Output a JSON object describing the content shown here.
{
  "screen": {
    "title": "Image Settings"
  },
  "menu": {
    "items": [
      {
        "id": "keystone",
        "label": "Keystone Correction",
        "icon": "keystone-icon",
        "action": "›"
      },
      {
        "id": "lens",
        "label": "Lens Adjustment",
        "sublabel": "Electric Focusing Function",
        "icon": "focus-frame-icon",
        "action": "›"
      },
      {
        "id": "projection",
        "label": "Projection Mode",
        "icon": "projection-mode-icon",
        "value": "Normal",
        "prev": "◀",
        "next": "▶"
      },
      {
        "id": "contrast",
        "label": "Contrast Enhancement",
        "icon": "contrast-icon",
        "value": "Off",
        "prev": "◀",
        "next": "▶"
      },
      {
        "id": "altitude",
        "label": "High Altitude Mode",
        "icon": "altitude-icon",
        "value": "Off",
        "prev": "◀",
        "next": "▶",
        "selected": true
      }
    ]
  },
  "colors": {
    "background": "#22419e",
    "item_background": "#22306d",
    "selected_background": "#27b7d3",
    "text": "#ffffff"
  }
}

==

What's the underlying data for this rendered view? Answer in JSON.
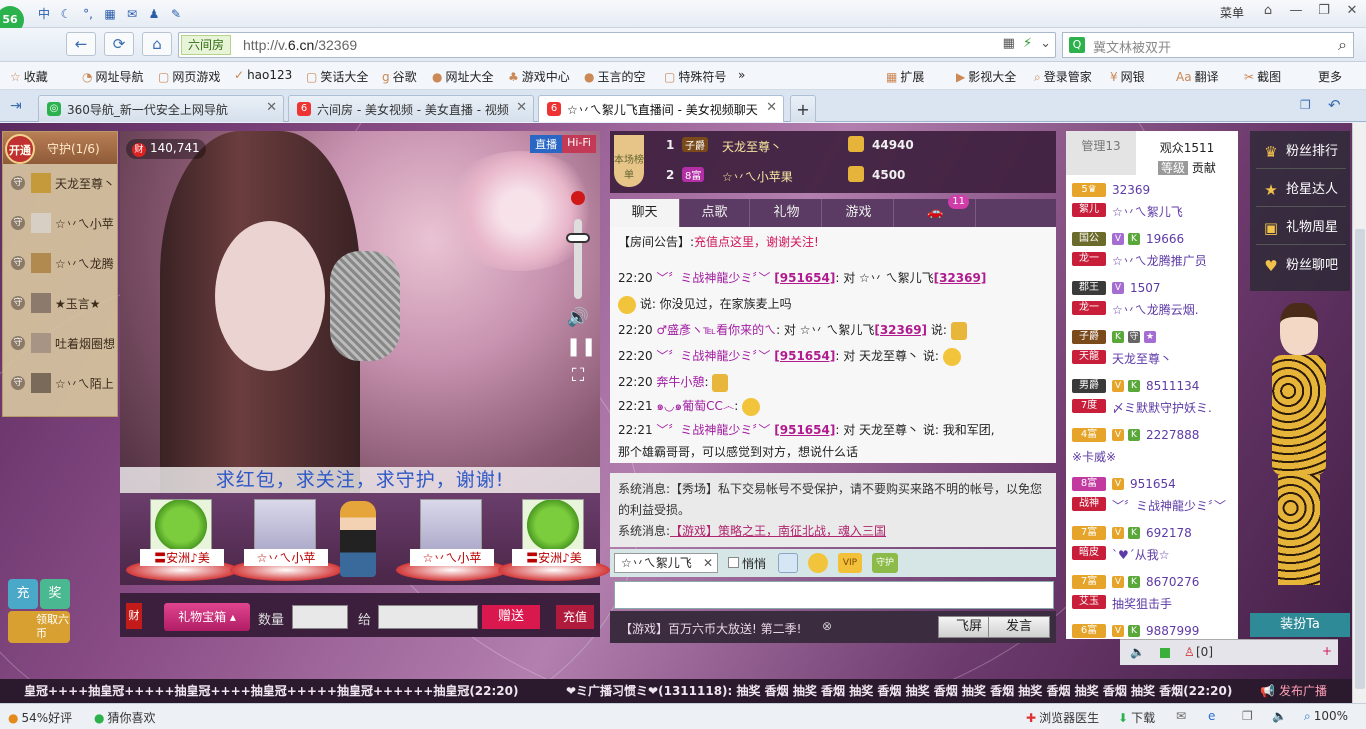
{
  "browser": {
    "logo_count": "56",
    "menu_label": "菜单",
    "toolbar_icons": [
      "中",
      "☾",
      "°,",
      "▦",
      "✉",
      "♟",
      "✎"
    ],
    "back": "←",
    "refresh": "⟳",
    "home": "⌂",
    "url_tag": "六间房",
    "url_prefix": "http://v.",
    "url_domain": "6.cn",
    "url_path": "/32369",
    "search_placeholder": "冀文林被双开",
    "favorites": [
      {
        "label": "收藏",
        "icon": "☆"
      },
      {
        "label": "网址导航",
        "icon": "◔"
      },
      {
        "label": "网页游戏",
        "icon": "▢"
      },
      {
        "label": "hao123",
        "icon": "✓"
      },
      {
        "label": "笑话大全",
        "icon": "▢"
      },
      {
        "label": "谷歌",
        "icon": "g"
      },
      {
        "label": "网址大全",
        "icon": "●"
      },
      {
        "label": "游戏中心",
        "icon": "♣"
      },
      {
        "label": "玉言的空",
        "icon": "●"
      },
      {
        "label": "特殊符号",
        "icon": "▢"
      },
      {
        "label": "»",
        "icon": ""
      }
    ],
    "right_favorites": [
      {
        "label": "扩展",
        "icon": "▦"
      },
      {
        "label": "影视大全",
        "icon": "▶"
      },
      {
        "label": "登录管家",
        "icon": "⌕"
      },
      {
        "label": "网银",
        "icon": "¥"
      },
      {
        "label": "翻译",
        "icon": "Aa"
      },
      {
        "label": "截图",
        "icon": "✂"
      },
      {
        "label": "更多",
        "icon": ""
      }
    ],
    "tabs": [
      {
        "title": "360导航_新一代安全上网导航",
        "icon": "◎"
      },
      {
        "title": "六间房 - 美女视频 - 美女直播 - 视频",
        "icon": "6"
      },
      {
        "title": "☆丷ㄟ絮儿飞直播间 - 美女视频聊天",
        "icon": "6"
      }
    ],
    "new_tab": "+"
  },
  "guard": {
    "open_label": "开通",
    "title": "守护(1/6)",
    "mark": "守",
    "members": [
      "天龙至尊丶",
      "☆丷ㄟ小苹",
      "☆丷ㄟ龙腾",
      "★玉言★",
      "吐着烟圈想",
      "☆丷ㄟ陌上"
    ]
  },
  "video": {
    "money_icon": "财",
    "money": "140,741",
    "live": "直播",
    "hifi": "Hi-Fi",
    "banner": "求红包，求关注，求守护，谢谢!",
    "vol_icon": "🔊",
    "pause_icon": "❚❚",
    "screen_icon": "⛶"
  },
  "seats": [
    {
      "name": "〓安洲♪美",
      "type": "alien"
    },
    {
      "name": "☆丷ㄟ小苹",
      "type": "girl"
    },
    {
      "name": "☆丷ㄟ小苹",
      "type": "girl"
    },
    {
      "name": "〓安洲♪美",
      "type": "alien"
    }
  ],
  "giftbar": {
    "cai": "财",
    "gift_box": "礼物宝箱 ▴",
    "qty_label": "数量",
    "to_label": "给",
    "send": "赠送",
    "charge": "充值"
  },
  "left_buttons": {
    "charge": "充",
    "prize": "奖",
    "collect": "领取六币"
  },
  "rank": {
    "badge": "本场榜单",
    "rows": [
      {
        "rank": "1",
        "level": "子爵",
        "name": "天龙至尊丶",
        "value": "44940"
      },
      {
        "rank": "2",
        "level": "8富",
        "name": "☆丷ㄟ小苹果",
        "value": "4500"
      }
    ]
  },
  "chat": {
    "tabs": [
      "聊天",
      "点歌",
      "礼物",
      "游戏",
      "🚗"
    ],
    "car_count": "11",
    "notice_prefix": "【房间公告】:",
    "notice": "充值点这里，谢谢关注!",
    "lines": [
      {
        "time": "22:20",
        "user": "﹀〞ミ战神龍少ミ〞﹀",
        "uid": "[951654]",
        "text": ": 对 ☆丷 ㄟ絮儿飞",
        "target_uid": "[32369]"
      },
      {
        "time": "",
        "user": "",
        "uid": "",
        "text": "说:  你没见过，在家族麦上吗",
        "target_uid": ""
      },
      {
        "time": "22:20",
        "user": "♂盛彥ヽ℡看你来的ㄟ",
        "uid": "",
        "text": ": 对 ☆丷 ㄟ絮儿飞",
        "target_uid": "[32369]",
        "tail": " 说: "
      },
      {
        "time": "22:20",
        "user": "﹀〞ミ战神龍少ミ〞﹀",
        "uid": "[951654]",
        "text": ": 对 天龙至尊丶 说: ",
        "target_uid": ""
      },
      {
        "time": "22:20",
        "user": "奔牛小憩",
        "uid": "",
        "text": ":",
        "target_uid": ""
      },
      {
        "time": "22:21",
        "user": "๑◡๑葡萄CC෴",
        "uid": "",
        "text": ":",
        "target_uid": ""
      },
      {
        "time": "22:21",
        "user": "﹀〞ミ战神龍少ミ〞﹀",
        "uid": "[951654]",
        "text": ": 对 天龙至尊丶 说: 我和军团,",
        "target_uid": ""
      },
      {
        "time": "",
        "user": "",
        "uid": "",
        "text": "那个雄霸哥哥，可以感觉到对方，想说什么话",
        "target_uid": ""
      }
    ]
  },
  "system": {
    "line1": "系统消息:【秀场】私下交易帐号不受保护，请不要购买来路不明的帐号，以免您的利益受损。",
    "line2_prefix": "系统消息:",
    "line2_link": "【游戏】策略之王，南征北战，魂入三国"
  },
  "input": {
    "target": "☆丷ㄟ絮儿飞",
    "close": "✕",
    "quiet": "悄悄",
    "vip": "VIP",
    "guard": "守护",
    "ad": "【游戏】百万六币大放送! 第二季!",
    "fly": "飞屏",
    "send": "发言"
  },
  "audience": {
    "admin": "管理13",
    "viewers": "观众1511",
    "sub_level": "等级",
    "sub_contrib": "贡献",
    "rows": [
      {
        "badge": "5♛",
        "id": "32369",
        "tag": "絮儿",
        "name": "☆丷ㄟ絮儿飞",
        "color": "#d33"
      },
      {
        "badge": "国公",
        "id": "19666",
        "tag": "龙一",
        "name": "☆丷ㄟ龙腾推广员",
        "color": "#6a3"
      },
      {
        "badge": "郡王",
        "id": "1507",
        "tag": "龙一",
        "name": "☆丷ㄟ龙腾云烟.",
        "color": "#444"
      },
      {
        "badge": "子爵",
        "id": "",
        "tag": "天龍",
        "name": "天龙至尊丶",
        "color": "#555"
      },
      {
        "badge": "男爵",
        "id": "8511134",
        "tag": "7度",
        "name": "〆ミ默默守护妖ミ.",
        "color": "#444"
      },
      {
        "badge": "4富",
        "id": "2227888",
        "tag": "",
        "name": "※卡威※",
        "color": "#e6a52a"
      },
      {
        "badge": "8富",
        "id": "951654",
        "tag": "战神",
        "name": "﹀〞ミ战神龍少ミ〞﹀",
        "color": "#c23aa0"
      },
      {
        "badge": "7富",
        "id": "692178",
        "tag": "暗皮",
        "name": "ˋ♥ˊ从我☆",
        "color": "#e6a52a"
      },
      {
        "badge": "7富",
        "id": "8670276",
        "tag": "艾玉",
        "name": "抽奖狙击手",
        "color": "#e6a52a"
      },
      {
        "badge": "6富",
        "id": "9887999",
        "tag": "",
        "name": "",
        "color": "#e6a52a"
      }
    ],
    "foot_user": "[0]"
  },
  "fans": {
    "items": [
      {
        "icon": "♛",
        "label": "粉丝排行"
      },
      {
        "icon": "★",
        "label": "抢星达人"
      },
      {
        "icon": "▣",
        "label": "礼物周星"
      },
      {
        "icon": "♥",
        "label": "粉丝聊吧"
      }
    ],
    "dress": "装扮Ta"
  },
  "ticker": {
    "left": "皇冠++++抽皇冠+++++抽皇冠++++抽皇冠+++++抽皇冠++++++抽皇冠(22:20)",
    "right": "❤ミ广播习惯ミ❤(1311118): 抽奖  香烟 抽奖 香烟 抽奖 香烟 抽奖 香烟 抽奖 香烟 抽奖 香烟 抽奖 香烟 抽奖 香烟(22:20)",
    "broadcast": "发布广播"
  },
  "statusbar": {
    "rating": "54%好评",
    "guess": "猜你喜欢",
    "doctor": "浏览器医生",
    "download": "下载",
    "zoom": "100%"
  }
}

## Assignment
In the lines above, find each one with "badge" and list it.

## Your solution
    "badge": "本场榜单",
        "badge": "5♛",
        "badge": "国公",
        "badge": "郡王",
        "badge": "子爵",
        "badge": "男爵",
        "badge": "4富",
        "badge": "8富",
        "badge": "7富",
        "badge": "7富",
        "badge": "6富",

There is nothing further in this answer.